“I’m So OCD.”

Jamey Simon, Staff

To add to the daily challenges that come with having mental disorders, many of them come with damaging stereotypes.

Some people assume that those suffering from bipolar disorder have mood changes every two minutes. This is false. A common theme among people with bipolar disorder is having manic and depressive episodes. These can last days.

Another stereotype concerns those afflicted with depression. This could be others assuming that they are depressed because of certain things around them, although it could be true for some. Depression can occur randomly, usually affecting most people when they enter their teens. Depressive mood swings can come about randomly as well, causing people to feel sad when they have no reason to.

One of the biggest disorders that has a stereotype would be OCD or obsessive compulsive disorder.

OCD is surprisingly very common and affects over 1 in 50 people and over 2% of the population. Most people joke that those with obsessive compulsive disorder are overly neat and wash their hands every 30 minutes. Although this behavior can happen to people with OCD, it is actually not the most common form of the disorder. People affected by OCD can experience intrusive thoughts, which are unwanted and often disturbing images or actions that pop into the mind. These thoughts can include images of being hurt by their loved ones or hurting their loved ones. Although the person with OCD doesn’t want these things to happen, their mind convinces them that it will happen. 

When people obsess over their thoughts, the obsessive side of OCD appears. These frightening thoughts can stay in their head for days or weeks and keep popping up. It is hard for someone afflicted with OCD to talk about what they are feeling because most of their thoughts seem very hazy.

Obsessive thoughts can also be counting and doing certain rituals to prevent something bad from happening. Someone might turn the doorknob three times before they open it to a certain room to stop their family from “getting hurt or killed.” Such behavior can take over a person’s life, although it might not be as strong with others.

Many people, without cruel intent, use the phrase “ I’m so OCD.” Most of the time, these people are talking about being neat or are bothered if something isn’t even or clean. Nevertheless, such language can be offensive to people with OCD because what they go through is often terrifying. 

As someone who actually has OCD, I can say that growing up with the disorder has made my brain stronger and aware of how to treat others whether that person has a mental disorder or not.

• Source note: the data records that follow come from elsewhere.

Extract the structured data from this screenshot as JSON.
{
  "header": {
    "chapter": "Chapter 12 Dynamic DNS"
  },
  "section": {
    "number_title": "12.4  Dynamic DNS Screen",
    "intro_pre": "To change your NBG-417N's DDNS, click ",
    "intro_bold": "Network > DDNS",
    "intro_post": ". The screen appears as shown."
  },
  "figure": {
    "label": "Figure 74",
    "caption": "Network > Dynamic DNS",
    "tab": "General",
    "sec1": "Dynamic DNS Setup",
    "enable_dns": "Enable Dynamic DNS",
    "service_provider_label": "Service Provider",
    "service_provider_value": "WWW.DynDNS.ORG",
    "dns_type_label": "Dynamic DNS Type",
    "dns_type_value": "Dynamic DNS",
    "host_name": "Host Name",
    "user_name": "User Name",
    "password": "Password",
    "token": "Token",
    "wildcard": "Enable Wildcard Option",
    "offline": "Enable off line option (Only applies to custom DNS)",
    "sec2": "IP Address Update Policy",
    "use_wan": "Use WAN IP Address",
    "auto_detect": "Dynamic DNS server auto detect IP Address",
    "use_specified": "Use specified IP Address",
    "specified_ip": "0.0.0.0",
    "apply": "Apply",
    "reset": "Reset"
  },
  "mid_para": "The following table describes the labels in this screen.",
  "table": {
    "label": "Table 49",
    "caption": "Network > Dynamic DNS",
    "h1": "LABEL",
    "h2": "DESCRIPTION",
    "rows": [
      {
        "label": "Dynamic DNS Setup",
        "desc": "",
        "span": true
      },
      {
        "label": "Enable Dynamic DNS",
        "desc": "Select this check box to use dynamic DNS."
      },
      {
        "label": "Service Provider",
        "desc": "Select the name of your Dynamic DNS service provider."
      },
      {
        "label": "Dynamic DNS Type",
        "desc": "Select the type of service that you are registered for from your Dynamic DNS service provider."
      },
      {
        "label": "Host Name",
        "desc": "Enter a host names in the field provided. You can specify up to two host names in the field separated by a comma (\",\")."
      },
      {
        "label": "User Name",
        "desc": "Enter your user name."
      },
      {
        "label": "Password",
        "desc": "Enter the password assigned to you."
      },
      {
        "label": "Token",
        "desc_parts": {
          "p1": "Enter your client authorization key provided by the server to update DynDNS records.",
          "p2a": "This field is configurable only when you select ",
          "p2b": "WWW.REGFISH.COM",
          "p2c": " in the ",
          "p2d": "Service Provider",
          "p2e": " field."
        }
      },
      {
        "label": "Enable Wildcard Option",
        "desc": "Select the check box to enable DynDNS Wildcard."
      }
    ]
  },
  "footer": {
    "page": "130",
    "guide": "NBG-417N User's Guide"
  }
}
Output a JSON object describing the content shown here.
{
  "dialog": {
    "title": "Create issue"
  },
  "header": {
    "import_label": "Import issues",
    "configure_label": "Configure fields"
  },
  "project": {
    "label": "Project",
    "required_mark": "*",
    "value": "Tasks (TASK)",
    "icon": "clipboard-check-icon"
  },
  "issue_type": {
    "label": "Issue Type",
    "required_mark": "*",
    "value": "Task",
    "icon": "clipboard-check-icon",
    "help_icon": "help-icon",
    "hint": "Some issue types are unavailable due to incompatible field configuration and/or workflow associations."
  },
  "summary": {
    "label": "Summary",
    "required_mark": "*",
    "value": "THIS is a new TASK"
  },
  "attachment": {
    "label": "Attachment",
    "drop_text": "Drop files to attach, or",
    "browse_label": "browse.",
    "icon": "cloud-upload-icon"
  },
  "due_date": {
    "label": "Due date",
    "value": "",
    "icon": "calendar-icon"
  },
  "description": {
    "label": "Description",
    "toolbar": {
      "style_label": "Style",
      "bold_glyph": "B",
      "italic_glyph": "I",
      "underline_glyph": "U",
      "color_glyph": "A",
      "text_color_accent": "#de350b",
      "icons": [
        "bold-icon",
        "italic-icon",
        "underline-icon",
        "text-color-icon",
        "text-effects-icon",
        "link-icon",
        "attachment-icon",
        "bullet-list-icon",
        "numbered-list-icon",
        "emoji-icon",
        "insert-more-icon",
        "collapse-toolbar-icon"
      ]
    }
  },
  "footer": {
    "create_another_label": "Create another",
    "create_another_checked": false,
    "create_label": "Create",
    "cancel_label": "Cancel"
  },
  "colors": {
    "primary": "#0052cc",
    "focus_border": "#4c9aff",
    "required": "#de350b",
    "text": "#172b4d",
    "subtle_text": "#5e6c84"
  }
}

The Center for Mindfulness and CBT identifies five misconceptions that circulate about OCD. Perhaps the most prevalent is the belief that “everyone with OCD washes their hands too much.” This behavior can affect some people with OCD, but it is not the most common form.

Another myth is that people with OCD are intent on always keeping things neat and organized. The site states, “Raise your hand if you’ve ever heard someone playfully say, ‘I’m so OCD’ while cleaning a room or organizing a desk.”

The site goes on to explain, “Saying this can be the equivalent of saying ‘I’m so anorexic’ because you choose to avoid dessert after dinner.” 

The site explains how harmful it can be to downplay mental illness and make it seem more like a quirky trait than something very harmful.

The important point is to be more careful with both our language and our judgments. Keep in mind how others might feel when you make comments, and remember to treat everyone with kindness.